Segment Start: Given information
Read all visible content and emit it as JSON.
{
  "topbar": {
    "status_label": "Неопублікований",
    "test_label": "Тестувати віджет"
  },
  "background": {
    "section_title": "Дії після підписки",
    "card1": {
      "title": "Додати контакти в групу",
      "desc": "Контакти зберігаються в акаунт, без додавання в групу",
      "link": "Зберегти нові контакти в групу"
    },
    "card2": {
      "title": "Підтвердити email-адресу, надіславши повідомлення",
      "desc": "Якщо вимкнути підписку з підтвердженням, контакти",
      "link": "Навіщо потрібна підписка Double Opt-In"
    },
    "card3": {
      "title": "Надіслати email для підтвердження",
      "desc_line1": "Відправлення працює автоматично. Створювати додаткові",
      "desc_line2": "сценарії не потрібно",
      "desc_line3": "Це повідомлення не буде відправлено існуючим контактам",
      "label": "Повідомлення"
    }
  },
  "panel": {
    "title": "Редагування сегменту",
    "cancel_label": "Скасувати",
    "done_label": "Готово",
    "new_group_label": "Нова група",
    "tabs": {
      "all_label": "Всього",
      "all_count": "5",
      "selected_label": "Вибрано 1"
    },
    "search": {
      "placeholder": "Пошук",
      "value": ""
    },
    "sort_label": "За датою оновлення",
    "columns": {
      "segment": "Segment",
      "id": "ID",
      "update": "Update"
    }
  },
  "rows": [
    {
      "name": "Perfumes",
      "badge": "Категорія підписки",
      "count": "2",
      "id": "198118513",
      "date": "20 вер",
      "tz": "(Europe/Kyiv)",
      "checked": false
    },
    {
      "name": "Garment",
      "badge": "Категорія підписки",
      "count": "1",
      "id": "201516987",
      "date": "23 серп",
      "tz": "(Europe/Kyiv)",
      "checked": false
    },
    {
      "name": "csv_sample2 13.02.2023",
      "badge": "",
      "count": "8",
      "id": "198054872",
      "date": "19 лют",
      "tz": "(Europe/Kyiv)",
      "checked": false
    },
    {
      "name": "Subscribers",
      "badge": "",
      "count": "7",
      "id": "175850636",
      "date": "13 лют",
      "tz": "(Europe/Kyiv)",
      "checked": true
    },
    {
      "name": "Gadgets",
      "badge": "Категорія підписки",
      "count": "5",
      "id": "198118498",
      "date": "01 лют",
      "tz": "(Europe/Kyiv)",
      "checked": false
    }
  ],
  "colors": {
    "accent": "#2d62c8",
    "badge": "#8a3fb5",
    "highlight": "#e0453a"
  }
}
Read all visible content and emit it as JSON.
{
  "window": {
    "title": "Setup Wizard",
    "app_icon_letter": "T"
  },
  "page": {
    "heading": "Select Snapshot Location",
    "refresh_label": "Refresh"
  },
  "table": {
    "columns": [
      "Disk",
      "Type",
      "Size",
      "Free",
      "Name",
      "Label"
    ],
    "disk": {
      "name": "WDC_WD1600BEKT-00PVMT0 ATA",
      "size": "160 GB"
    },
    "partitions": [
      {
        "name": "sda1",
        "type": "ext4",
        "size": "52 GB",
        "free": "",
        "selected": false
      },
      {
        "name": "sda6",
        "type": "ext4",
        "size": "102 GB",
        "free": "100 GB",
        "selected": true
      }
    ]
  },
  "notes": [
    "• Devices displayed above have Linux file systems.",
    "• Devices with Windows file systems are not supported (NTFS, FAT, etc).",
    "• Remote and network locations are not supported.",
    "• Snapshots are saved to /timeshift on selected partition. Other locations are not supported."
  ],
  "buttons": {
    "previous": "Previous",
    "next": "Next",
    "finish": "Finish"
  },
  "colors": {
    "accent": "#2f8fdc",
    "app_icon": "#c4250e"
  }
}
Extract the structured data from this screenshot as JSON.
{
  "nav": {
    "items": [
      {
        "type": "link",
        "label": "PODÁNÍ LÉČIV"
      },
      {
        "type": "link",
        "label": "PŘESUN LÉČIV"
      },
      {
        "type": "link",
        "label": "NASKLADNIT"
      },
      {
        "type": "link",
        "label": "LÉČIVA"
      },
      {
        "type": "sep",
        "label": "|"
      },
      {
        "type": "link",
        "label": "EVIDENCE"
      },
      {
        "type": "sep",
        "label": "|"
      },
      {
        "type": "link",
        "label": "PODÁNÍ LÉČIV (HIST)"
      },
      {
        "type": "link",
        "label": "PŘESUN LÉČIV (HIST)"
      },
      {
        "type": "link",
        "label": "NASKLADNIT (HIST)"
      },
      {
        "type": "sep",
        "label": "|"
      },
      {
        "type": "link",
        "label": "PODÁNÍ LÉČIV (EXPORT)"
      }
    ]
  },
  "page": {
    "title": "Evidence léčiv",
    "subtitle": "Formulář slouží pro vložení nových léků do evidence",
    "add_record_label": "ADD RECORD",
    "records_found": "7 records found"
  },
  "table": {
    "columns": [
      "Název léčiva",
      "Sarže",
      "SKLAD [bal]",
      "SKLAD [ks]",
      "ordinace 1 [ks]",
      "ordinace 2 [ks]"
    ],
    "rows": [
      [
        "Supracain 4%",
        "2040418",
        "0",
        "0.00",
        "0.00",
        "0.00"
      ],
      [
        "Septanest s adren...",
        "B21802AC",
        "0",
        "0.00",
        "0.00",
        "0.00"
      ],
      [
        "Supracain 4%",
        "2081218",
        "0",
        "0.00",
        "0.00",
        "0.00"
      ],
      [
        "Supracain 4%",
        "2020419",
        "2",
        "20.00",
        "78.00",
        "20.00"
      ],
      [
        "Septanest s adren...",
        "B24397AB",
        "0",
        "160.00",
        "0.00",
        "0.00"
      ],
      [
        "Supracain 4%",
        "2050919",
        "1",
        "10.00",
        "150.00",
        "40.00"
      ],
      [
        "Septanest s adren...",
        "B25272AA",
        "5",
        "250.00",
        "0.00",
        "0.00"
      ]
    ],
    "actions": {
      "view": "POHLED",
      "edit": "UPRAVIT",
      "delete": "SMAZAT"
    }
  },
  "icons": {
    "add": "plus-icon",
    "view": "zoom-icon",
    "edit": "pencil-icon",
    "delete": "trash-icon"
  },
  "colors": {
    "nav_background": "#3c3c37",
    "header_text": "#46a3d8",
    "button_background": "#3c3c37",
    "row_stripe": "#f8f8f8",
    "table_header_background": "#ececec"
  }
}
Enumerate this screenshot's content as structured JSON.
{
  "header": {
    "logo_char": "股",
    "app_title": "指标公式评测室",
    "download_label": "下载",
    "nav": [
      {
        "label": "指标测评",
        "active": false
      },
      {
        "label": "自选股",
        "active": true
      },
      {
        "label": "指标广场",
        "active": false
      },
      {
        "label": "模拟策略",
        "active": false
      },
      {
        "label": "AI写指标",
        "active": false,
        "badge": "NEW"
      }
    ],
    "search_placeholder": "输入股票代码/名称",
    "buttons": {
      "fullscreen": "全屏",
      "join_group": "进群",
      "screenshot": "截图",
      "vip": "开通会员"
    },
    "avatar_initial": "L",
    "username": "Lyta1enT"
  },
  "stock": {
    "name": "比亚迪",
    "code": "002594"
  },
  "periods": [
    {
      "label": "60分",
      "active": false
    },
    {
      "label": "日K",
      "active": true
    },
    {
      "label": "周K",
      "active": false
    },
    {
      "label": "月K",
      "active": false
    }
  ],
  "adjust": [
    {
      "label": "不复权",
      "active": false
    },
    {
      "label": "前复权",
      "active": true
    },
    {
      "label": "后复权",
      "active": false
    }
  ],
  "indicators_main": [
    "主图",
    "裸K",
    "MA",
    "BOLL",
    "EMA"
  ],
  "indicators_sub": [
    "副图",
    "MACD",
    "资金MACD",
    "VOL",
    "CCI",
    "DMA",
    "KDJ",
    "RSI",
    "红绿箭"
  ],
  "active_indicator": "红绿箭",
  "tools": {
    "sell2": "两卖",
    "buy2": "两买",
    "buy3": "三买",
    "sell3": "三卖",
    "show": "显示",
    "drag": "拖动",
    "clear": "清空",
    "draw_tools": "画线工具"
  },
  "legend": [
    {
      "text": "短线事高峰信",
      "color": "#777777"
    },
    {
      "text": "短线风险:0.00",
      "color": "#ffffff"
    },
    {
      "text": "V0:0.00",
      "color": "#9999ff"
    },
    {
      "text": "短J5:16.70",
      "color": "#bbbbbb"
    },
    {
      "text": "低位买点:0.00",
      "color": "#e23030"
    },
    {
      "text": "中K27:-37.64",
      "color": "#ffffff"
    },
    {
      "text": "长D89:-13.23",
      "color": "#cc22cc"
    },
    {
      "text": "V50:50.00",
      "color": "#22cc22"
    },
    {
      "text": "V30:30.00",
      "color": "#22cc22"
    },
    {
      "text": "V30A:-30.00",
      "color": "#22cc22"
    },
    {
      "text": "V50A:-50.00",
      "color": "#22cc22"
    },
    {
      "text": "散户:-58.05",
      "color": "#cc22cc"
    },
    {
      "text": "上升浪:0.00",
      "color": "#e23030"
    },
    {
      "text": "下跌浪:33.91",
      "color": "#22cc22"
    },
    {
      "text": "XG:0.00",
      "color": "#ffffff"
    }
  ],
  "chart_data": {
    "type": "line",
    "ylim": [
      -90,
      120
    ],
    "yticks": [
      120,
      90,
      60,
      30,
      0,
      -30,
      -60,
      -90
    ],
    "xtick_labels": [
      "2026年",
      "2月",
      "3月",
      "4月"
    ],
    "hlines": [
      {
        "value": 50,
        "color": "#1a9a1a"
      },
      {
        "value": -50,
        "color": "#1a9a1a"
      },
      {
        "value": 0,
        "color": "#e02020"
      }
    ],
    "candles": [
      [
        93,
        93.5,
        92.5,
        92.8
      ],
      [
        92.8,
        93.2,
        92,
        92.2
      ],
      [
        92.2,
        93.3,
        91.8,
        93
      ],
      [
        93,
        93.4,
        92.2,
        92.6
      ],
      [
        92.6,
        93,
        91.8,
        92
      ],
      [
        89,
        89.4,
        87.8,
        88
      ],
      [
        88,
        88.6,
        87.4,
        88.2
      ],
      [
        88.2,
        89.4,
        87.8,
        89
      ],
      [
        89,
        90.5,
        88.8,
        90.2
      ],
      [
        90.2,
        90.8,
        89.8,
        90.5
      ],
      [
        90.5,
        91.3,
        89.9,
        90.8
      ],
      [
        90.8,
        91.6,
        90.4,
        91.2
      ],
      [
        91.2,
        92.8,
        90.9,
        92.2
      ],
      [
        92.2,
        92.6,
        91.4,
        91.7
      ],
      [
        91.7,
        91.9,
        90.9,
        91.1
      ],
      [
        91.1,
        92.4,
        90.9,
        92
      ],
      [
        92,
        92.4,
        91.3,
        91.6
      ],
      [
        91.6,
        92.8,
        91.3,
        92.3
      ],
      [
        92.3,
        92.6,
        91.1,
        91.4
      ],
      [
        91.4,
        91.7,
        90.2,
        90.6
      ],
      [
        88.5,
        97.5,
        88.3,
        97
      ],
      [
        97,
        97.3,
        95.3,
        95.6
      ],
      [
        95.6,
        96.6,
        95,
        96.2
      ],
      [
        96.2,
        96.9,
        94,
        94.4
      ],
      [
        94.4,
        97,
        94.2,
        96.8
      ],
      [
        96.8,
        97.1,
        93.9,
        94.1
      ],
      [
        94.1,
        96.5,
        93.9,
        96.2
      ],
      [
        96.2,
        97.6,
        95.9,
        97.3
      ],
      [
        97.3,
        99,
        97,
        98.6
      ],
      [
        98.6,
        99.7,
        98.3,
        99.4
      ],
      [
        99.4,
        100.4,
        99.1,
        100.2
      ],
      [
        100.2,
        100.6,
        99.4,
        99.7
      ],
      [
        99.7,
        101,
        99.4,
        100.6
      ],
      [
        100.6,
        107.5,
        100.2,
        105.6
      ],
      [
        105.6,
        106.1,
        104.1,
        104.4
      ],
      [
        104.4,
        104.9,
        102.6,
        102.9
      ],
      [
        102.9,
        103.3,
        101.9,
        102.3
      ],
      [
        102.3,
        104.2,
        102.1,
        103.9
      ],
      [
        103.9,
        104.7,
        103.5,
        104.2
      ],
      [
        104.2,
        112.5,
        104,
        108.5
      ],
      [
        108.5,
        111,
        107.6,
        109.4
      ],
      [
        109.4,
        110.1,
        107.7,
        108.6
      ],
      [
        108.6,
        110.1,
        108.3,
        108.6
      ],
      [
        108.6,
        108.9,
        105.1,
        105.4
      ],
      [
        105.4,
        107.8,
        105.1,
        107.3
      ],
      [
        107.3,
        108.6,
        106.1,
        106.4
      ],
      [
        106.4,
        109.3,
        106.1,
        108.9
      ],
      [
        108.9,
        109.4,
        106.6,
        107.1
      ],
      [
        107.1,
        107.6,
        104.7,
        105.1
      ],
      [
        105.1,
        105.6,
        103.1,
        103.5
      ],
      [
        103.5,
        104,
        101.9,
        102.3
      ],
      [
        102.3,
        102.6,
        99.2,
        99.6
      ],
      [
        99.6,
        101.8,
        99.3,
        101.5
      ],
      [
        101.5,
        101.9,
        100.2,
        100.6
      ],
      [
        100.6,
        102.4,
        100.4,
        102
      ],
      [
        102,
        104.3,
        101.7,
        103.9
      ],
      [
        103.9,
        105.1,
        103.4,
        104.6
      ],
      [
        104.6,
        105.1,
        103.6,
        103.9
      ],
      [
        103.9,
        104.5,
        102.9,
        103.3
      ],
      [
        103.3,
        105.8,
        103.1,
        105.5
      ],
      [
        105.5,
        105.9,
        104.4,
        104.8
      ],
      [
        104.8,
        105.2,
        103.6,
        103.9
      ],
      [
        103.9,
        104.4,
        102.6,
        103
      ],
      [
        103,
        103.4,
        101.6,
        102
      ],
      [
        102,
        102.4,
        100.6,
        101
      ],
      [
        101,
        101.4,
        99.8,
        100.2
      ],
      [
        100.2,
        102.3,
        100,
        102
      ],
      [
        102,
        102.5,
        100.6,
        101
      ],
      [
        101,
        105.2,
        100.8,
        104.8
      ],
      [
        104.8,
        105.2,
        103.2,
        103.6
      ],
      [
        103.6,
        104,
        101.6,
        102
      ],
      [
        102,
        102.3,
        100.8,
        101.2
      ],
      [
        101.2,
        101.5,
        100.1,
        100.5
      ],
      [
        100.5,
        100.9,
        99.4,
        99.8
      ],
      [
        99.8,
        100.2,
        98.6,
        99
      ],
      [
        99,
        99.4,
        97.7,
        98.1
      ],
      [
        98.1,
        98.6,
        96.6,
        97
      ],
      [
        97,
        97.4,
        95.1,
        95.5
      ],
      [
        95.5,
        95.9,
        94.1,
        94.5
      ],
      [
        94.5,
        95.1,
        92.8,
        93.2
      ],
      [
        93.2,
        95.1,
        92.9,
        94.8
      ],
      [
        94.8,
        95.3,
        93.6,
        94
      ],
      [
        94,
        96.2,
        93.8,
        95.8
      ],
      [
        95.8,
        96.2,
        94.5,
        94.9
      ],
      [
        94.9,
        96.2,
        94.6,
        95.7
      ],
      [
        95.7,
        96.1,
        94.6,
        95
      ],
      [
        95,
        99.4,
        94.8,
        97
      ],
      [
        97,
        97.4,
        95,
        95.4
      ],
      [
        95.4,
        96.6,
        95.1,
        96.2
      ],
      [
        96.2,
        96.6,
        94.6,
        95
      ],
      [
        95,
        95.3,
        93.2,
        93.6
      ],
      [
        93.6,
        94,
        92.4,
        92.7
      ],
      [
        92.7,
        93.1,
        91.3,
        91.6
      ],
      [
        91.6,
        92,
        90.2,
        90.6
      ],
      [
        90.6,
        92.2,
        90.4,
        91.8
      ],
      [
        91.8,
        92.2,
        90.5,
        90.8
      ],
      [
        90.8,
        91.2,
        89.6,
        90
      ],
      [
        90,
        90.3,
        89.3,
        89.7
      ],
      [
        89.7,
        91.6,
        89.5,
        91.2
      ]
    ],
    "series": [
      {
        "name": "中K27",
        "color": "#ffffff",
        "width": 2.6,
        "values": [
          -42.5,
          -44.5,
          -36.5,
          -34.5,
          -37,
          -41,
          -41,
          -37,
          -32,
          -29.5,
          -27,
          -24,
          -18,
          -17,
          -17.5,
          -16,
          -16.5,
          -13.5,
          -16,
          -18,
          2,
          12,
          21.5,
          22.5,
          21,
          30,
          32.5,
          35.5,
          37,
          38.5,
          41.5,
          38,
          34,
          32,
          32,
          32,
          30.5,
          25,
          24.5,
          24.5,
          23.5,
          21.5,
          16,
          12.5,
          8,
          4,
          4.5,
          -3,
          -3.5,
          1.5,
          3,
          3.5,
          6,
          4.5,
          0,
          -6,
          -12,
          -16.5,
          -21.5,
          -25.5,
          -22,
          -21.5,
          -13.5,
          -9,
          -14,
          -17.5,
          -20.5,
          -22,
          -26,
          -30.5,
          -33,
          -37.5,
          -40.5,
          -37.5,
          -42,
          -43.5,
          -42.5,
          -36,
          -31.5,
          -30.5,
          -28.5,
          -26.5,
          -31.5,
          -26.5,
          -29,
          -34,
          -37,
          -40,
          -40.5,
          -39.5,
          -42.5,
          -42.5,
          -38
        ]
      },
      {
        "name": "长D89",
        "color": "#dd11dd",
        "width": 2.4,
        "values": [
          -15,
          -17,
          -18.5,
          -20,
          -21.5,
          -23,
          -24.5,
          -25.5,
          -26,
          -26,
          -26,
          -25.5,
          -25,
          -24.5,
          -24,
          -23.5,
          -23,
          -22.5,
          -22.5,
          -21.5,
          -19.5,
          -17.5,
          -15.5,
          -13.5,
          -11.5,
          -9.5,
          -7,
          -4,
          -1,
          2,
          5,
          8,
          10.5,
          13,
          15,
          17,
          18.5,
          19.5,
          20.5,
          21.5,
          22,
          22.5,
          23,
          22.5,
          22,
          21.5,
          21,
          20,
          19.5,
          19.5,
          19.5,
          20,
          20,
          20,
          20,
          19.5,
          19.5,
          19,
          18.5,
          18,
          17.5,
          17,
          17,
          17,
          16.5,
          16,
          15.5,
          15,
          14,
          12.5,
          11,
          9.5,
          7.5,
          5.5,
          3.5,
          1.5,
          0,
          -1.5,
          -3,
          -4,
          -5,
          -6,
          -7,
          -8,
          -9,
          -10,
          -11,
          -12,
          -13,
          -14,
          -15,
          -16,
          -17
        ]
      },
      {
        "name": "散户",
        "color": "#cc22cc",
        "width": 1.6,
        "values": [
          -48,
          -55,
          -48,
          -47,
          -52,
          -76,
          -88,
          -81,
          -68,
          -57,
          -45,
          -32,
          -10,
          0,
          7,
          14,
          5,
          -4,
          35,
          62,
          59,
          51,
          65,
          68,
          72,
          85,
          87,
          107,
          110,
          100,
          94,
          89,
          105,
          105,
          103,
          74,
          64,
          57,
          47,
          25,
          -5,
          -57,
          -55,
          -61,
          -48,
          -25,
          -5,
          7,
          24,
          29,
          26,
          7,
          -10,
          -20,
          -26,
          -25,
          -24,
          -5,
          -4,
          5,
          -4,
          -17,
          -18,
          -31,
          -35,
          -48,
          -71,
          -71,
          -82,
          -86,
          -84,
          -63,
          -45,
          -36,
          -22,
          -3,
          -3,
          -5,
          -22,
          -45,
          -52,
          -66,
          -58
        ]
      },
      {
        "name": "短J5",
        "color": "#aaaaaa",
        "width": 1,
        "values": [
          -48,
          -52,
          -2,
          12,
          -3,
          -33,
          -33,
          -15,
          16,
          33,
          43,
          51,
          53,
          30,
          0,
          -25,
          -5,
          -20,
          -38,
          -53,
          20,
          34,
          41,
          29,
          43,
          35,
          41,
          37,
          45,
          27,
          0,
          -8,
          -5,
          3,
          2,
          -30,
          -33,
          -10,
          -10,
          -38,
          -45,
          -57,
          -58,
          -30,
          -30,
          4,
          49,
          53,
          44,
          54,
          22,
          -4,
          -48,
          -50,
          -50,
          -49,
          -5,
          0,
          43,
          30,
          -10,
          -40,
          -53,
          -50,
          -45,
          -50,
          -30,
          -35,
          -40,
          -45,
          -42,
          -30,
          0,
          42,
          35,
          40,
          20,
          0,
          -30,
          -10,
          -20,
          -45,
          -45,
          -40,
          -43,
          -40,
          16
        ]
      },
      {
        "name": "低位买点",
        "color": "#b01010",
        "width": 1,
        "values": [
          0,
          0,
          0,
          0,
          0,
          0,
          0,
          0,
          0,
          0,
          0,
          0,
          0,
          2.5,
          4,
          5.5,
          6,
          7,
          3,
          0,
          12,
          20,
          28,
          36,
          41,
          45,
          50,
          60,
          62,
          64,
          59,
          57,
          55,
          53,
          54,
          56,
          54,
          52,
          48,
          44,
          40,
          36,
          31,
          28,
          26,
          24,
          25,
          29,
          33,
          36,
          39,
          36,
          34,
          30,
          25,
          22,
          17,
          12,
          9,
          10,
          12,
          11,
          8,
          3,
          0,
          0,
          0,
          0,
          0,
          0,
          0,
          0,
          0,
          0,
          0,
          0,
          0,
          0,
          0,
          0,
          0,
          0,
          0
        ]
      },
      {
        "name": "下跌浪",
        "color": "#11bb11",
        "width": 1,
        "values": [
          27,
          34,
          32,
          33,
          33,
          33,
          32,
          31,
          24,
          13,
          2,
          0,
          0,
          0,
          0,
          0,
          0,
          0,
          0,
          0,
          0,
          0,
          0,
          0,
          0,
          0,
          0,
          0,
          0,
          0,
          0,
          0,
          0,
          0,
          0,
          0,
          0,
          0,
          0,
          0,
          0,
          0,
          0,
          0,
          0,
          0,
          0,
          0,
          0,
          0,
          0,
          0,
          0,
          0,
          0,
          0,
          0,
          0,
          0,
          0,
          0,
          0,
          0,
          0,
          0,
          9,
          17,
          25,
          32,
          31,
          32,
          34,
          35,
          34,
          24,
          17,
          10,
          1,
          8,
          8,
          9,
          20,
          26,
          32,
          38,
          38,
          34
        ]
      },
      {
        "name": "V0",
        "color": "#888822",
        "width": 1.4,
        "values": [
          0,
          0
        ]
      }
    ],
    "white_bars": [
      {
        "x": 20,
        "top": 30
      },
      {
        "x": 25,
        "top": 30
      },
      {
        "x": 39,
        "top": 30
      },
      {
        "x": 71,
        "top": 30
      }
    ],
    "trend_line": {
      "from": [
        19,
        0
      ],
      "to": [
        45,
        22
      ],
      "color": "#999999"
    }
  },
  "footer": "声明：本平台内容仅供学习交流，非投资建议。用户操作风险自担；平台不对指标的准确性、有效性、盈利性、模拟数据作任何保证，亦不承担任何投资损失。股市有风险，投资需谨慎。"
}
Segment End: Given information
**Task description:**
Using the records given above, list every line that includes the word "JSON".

**Written answer:**
Read all visible content and emit it as JSON.
Read all visible content and emit it as JSON.
Extract the structured data from this screenshot as JSON.
Enumerate this screenshot's content as structured JSON.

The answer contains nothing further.